Making Difficult Decisions

Your child has a rare and challenging tumor and many difficult decisions will have to be made along the way. It is helpful to have conversations about the different types of situations that may come up before they actually do; that way your family and your child (if he/she is old enough to help make decisions about his/her health) will be able to talk about these situations openly and honestly. Some of these decisions may be difficult to talk about, so talking about them early, when there is no urgency, can make it easier if the need arises to make urgent decisions. Your social worker will be a wonderful resource to help you, your family, and your child talk together about difficult decisions. These are some helpful tips about making difficult decisions.

  • Honesty: Have open discussions with your family and your child (if he/she is old enough to understand and participate in decisions about his/her health) about your child's diagnosis of DIPG and what the prognosis is, according to your doctor or nurse practitioner. Most children are thinking about these things, even if they are not talking about them. Sometimes your child's imagination may be worse than reality, so talking about what may or may not be happening will actually help him/her worry less. Be honest and do not lie to your child. Children are usually very good about figuring out when parents are lying to them.

  • Hope for the best and prepare for the worst: Your health care team is working very hard to treat the DIPG and help your child. They may or may not have given you statistics about cure rates and/or relapse rates for DIPG. However, statistics really do not mean a thing, because for your one child, there will either be a 100% cure or not. Try not to let statistics keep you from enjoying life in the moment. Enjoy every day with your child. Keep your hopes up that your child will be that 100%, but talk with your health care team about what to expect if your child does not survive the DIPG.

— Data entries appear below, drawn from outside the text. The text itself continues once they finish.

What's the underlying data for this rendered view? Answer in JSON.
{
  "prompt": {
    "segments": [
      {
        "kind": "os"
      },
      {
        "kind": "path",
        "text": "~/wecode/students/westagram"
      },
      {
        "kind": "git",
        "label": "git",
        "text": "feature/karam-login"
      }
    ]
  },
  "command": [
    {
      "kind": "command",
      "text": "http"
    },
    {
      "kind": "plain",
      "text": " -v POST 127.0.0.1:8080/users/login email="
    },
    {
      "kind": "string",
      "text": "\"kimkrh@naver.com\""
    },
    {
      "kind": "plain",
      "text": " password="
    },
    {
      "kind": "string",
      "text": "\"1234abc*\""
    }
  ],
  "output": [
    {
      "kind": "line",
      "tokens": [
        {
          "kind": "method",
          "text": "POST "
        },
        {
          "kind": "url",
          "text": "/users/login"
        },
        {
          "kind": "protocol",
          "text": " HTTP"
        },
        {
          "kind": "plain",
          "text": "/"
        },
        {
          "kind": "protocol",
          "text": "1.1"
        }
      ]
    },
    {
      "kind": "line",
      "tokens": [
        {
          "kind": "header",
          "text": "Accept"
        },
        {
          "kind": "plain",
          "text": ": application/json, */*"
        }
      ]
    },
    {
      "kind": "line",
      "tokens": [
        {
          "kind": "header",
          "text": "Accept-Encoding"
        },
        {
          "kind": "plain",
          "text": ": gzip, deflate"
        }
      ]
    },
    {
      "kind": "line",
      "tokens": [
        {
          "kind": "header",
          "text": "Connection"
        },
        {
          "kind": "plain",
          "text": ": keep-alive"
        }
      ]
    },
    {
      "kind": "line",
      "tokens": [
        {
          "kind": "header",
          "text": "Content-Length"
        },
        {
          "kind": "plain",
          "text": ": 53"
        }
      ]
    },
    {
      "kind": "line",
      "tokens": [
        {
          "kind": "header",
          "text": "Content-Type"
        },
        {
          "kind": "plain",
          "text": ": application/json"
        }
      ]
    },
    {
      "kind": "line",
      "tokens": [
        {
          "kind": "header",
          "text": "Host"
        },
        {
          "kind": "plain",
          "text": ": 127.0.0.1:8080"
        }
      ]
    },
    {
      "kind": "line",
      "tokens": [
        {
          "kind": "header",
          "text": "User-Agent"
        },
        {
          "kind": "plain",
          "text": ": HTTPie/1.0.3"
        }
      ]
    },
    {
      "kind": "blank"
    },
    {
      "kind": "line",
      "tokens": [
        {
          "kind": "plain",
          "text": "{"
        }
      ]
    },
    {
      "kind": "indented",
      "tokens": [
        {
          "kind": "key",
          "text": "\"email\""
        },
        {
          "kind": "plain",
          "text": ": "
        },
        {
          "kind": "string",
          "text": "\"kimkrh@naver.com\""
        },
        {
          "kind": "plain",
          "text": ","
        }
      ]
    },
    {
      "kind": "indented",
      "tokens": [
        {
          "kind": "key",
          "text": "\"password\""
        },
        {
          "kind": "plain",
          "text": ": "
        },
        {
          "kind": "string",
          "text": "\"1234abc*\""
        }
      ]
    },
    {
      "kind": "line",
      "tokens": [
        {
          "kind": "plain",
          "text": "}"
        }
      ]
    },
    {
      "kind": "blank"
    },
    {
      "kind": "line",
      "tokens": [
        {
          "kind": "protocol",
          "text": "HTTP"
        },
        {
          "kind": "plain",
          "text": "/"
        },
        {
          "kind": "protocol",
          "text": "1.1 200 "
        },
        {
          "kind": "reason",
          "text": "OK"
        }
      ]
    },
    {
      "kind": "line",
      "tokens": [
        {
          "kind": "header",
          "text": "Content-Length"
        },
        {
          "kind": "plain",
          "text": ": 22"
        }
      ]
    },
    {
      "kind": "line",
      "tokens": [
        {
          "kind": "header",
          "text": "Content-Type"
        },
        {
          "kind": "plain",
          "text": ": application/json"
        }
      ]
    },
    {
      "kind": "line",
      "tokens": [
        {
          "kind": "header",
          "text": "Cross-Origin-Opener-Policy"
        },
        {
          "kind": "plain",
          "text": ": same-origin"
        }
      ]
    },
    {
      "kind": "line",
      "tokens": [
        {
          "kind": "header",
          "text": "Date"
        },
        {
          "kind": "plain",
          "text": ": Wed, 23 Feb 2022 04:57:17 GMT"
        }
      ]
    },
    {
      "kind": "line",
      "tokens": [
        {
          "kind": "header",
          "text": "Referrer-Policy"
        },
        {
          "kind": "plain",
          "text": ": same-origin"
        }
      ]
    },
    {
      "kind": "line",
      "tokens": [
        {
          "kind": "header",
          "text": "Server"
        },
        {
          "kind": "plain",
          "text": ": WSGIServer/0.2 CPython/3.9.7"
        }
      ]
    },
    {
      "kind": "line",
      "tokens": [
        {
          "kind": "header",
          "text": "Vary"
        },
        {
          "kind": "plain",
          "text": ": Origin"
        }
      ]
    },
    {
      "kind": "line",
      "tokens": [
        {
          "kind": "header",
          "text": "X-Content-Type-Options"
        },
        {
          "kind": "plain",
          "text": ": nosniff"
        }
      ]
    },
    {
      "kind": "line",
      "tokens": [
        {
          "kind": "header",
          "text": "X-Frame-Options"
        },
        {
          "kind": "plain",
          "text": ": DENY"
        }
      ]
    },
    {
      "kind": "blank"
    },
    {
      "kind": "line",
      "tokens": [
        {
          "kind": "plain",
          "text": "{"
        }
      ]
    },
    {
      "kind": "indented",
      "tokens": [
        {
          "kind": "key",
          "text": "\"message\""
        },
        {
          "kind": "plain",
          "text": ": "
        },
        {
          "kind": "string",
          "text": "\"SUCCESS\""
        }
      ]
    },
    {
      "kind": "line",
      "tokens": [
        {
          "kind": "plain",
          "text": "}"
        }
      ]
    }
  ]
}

  • Five Wishes™ or My Wishes™ or Go Wish™ Cards: Some children and families find it hard to talk about making difficult decisions and/or facing end-of-life care decisions. Be sure to talk with your social worker about your concerns.You may also find it helpful to talk with a counselor or psychologist. Several other tools can also help you with these conversations, such as Five Wishes™ and My Wishes™, which are decision-making tools. Five Wishes™ is a set of questions for older children, adolescents, and young adults, and My Wishes™ is better suited for younger children or developmentally delayed children. These tools have several different questions about who your child might want to make decisions for him/her if he/she is not able to, and other health care decisions he/she might want people to know about. Go Wish™ Cards are like playing cards that have phrases about health care decisions written on them. Ask your health care team if you can have a copy of these tools to use at home. Your local hospital might use other tools that are equally as good as the ones mentioned here.

  • Other books and pamphlets: Several wonderful books are available to help you with making difficult decisions. Ask your health care team to recommend some of these to you.

While the journey through DIPG treatment can be physically and emotionally challenging for both you and your child, the advice listed above can help you feel more prepared to care for your child at home. Remember that your health care team is there to support you through this difficult time, as are parent support groups led by others who have walked the same path your family is now walking. Reach out and ask for the help you need to best care for your child with DIPG.